By Jeff Dykstra
Do you find it harder to make the case against euthanasia than against abortion? That might be, in part, because we have less experience – abortion has been legal in Canada since 1969, and euthanasia only since 2016.
Also, in abortion, we have victims who need advocates because they can’t speak for themselves, whereas in euthanasia the victims are also the perpetrators. How do you help someone who doesn’t want to be helped – who wants to die?
And consider how, in euthanasia, many of the cases involve terminal illnesses, and so have the same emotional tension as the hardest cases – those involving rape and incest – have in the abortion debate.
That’s why it’s more difficult.
JUST TWO OPTIONS
But, just as in the abortion debate, the key is to first find the central issue.
With abortion, the main question is, “Who is the unborn?” There are only two options. If the unborn is not human, there is no justification needed for “its” surgical removal. But if the unborn is human, then no justification is sufficient for killing him or her.
As in Blaise Alleyne and Jonathan Van Maren’s explain in their new book, A Guide to Discussing Assisted Suicide Similarly, the crux of opposition to euthanasia can also be boiled down to just one question:

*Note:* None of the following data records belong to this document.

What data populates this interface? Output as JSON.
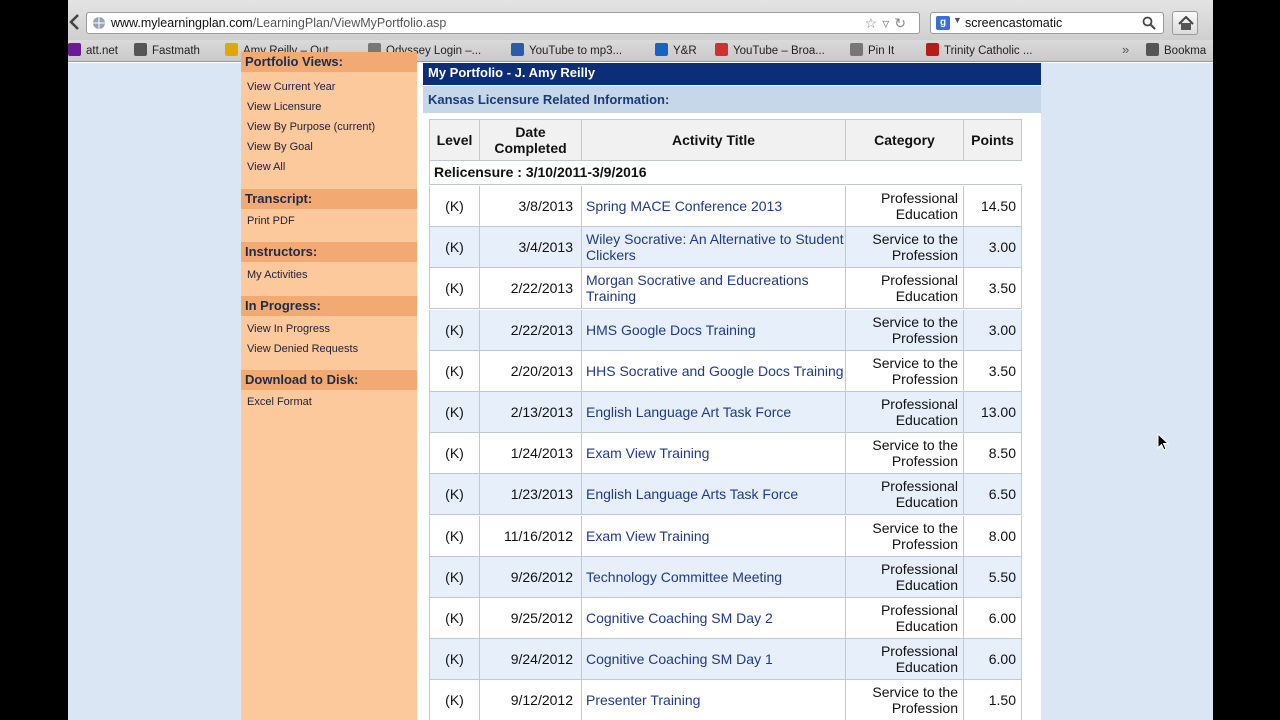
{
  "browser": {
    "url_domain": "www.mylearningplan.com",
    "url_path": "/LearningPlan/ViewMyPortfolio.asp",
    "search_text": "screencastomatic",
    "bookmarks": [
      {
        "label": "att.net",
        "icon": "yahoo-icon",
        "color": "#6a1b9a"
      },
      {
        "label": "Fastmath",
        "icon": "fastmath-icon",
        "color": "#555555"
      },
      {
        "label": "Amy Reilly – Out...",
        "icon": "outlook-icon",
        "color": "#e0a800"
      },
      {
        "label": "Odyssey Login –...",
        "icon": "page-icon",
        "color": "#777777"
      },
      {
        "label": "YouTube to mp3...",
        "icon": "mp3-icon",
        "color": "#2a5caa"
      },
      {
        "label": "Y&R",
        "icon": "yr-icon",
        "color": "#1565c0"
      },
      {
        "label": "YouTube – Broa...",
        "icon": "youtube-icon",
        "color": "#d32f2f"
      },
      {
        "label": "Pin It",
        "icon": "page-icon",
        "color": "#777777"
      },
      {
        "label": "Trinity Catholic ...",
        "icon": "trinity-icon",
        "color": "#b71c1c"
      },
      {
        "label": "Bookma",
        "icon": "bookmarks-icon",
        "color": "#555555"
      }
    ]
  },
  "sidebar": {
    "top_label": "Portfolio Views:",
    "views": [
      "View Current Year",
      "View Licensure",
      "View By Purpose (current)",
      "View By Goal",
      "View All"
    ],
    "sections": [
      {
        "heading": "Transcript:",
        "links": [
          "Print PDF"
        ]
      },
      {
        "heading": "Instructors:",
        "links": [
          "My Activities"
        ]
      },
      {
        "heading": "In Progress:",
        "links": [
          "View In Progress",
          "View Denied Requests"
        ]
      },
      {
        "heading": "Download to Disk:",
        "links": [
          "Excel Format"
        ]
      }
    ]
  },
  "main": {
    "portfolio_title": "My Portfolio - J. Amy Reilly",
    "section_title": "Kansas Licensure Related Information:",
    "table": {
      "headers": [
        "Level",
        "Date Completed",
        "Activity Title",
        "Category",
        "Points"
      ],
      "group_label": "Relicensure : 3/10/2011-3/9/2016",
      "rows": [
        {
          "level": "(K)",
          "date": "3/8/2013",
          "title": "Spring MACE Conference 2013",
          "category": "Professional Education",
          "points": "14.50"
        },
        {
          "level": "(K)",
          "date": "3/4/2013",
          "title": "Wiley Socrative: An Alternative to Student Clickers",
          "category": "Service to the Profession",
          "points": "3.00"
        },
        {
          "level": "(K)",
          "date": "2/22/2013",
          "title": "Morgan Socrative and Educreations Training",
          "category": "Professional Education",
          "points": "3.50"
        },
        {
          "level": "(K)",
          "date": "2/22/2013",
          "title": "HMS Google Docs Training",
          "category": "Service to the Profession",
          "points": "3.00"
        },
        {
          "level": "(K)",
          "date": "2/20/2013",
          "title": "HHS Socrative and Google Docs Training",
          "category": "Service to the Profession",
          "points": "3.50"
        },
        {
          "level": "(K)",
          "date": "2/13/2013",
          "title": "English Language Art Task Force",
          "category": "Professional Education",
          "points": "13.00"
        },
        {
          "level": "(K)",
          "date": "1/24/2013",
          "title": "Exam View Training",
          "category": "Service to the Profession",
          "points": "8.50"
        },
        {
          "level": "(K)",
          "date": "1/23/2013",
          "title": "English Language Arts Task Force",
          "category": "Professional Education",
          "points": "6.50"
        },
        {
          "level": "(K)",
          "date": "11/16/2012",
          "title": "Exam View Training",
          "category": "Service to the Profession",
          "points": "8.00"
        },
        {
          "level": "(K)",
          "date": "9/26/2012",
          "title": "Technology Committee Meeting",
          "category": "Professional Education",
          "points": "5.50"
        },
        {
          "level": "(K)",
          "date": "9/25/2012",
          "title": "Cognitive Coaching SM Day 2",
          "category": "Professional Education",
          "points": "6.00"
        },
        {
          "level": "(K)",
          "date": "9/24/2012",
          "title": "Cognitive Coaching SM Day 1",
          "category": "Professional Education",
          "points": "6.00"
        },
        {
          "level": "(K)",
          "date": "9/12/2012",
          "title": "Presenter Training",
          "category": "Service to the Profession",
          "points": "1.50"
        }
      ]
    }
  }
}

How do we help those who are feeling desperate enough to want to kill themselves?
And again, there are only two options: either we prevent suicide, or we assist it.
Alleyne and Van Maren have given us a wonderful tool in this book. Their extensive experience in the pro-life movement is evident as they start by framing the debate. If we’re going to be effective, pro-lifers need to understand the three possible positions that people hold on this issue. They are:

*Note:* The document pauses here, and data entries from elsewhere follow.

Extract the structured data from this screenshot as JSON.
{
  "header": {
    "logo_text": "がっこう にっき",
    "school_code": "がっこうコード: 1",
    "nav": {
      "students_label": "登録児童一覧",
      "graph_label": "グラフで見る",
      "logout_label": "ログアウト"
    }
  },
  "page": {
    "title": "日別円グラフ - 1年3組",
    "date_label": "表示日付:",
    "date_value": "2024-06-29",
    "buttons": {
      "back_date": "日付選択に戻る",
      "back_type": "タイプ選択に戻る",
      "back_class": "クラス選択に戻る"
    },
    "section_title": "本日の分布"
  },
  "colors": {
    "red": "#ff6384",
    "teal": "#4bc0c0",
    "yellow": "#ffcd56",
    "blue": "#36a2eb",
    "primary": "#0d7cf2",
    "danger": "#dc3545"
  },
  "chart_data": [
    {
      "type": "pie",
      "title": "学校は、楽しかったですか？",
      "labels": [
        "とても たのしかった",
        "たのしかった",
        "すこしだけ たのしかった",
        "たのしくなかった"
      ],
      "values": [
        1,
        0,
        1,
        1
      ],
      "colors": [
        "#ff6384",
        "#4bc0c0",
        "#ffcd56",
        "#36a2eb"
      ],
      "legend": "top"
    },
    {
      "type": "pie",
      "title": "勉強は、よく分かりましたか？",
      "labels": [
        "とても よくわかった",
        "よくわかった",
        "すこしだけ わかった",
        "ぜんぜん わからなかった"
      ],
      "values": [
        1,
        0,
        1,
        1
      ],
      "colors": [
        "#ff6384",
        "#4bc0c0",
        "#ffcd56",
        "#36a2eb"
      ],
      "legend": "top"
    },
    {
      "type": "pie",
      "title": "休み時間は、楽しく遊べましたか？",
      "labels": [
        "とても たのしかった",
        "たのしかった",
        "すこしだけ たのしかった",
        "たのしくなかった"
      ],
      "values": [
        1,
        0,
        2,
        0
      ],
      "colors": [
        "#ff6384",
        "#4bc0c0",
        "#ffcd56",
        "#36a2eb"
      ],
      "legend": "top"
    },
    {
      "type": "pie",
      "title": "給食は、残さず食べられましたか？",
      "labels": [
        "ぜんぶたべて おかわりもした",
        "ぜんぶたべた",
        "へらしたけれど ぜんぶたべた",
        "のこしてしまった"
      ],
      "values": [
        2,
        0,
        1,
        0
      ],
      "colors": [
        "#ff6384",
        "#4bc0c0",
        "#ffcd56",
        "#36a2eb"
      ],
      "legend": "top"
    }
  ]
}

- the split position – we should prevent some suicides while helping others
- the total choice position – anyone who wants to commit suicide should be helped to do so

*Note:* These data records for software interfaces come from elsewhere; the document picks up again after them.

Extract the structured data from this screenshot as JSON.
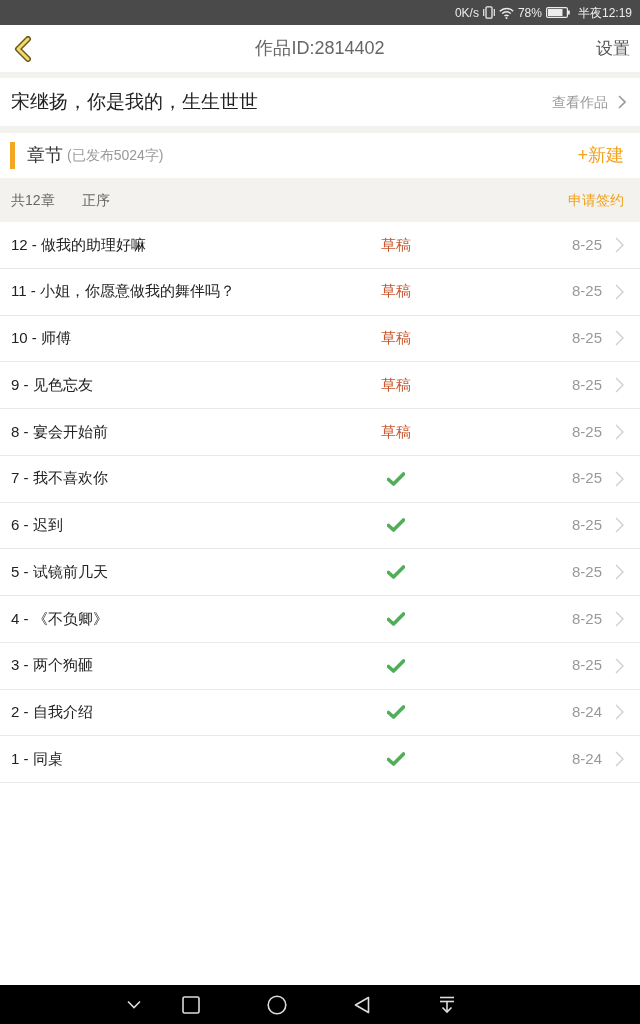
{
  "status_bar": {
    "network_speed": "0K/s",
    "battery": "78%",
    "time": "半夜12:19"
  },
  "header": {
    "title": "作品ID:2814402",
    "action": "设置"
  },
  "work": {
    "title": "宋继扬，你是我的，生生世世",
    "link": "查看作品"
  },
  "section": {
    "title": "章节",
    "subtitle": "(已发布5024字)",
    "action": "+新建"
  },
  "toolbar": {
    "count": "共12章",
    "sort": "正序",
    "action": "申请签约"
  },
  "chapters": [
    {
      "title": "12 - 做我的助理好嘛",
      "kind": "draft",
      "status": "草稿",
      "date": "8-25"
    },
    {
      "title": "11 - 小姐，你愿意做我的舞伴吗？",
      "kind": "draft",
      "status": "草稿",
      "date": "8-25"
    },
    {
      "title": "10 - 师傅",
      "kind": "draft",
      "status": "草稿",
      "date": "8-25"
    },
    {
      "title": "9 - 见色忘友",
      "kind": "draft",
      "status": "草稿",
      "date": "8-25"
    },
    {
      "title": "8 - 宴会开始前",
      "kind": "draft",
      "status": "草稿",
      "date": "8-25"
    },
    {
      "title": "7 - 我不喜欢你",
      "kind": "published",
      "date": "8-25"
    },
    {
      "title": "6 - 迟到",
      "kind": "published",
      "date": "8-25"
    },
    {
      "title": "5 - 试镜前几天",
      "kind": "published",
      "date": "8-25"
    },
    {
      "title": "4 - 《不负卿》",
      "kind": "published",
      "date": "8-25"
    },
    {
      "title": "3 - 两个狗砸",
      "kind": "published",
      "date": "8-25"
    },
    {
      "title": "2 - 自我介绍",
      "kind": "published",
      "date": "8-24"
    },
    {
      "title": "1 - 同桌",
      "kind": "published",
      "date": "8-24"
    }
  ]
}
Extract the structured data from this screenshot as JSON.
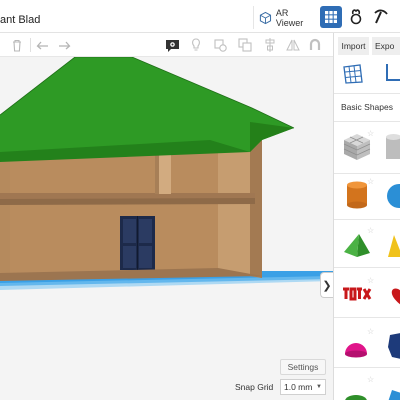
{
  "header": {
    "design_title": "ant Blad",
    "ar_viewer_label": "AR Viewer"
  },
  "panel": {
    "import_label": "Import",
    "export_label": "Expo",
    "section_label": "Basic Shapes"
  },
  "viewport": {
    "collapse_glyph": "❯",
    "settings_label": "Settings",
    "snap_grid_label": "Snap Grid",
    "snap_grid_value": "1.0 mm"
  },
  "colors": {
    "roof": "#2e9a25",
    "wall": "#c59a6c",
    "door": "#1d2a4a",
    "ground": "#3aa0e6",
    "accent": "#2f6db5"
  }
}
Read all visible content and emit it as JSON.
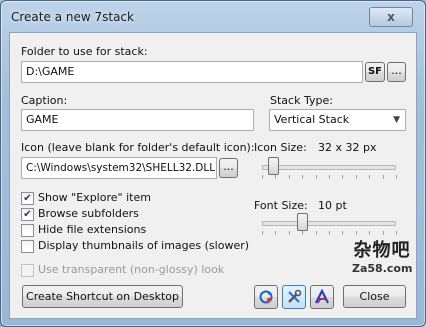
{
  "window": {
    "title": "Create a new 7stack",
    "close_glyph": "x"
  },
  "folder": {
    "label": "Folder to use for stack:",
    "value": "D:\\GAME",
    "sf_button": "SF",
    "browse_button": "..."
  },
  "caption": {
    "label": "Caption:",
    "value": "GAME"
  },
  "stack_type": {
    "label": "Stack Type:",
    "selected": "Vertical Stack"
  },
  "icon": {
    "label": "Icon (leave blank for folder's default icon):",
    "value": "C:\\Windows\\system32\\SHELL32.DLL",
    "browse_button": "..."
  },
  "icon_size": {
    "label": "Icon Size:",
    "value_text": "32 x 32 px",
    "level": 0.08
  },
  "font_size": {
    "label": "Font Size:",
    "value_text": "10 pt",
    "level": 0.3
  },
  "options": [
    {
      "label": "Show \"Explore\" item",
      "checked": true,
      "enabled": true
    },
    {
      "label": "Browse subfolders",
      "checked": true,
      "enabled": true
    },
    {
      "label": "Hide file extensions",
      "checked": false,
      "enabled": true
    },
    {
      "label": "Display thumbnails of images (slower)",
      "checked": false,
      "enabled": true
    },
    {
      "label": "Use transparent (non-glossy) look",
      "checked": false,
      "enabled": false
    }
  ],
  "check_glyph": "✔",
  "buttons": {
    "create_shortcut": "Create Shortcut on Desktop",
    "close": "Close"
  },
  "icons": [
    "refresh-icon",
    "settings-icon",
    "about-icon"
  ],
  "watermark": {
    "cn": "杂物吧",
    "en": "Za58.com"
  }
}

- and the pro-life position – all life is precious, and all suicides are tragic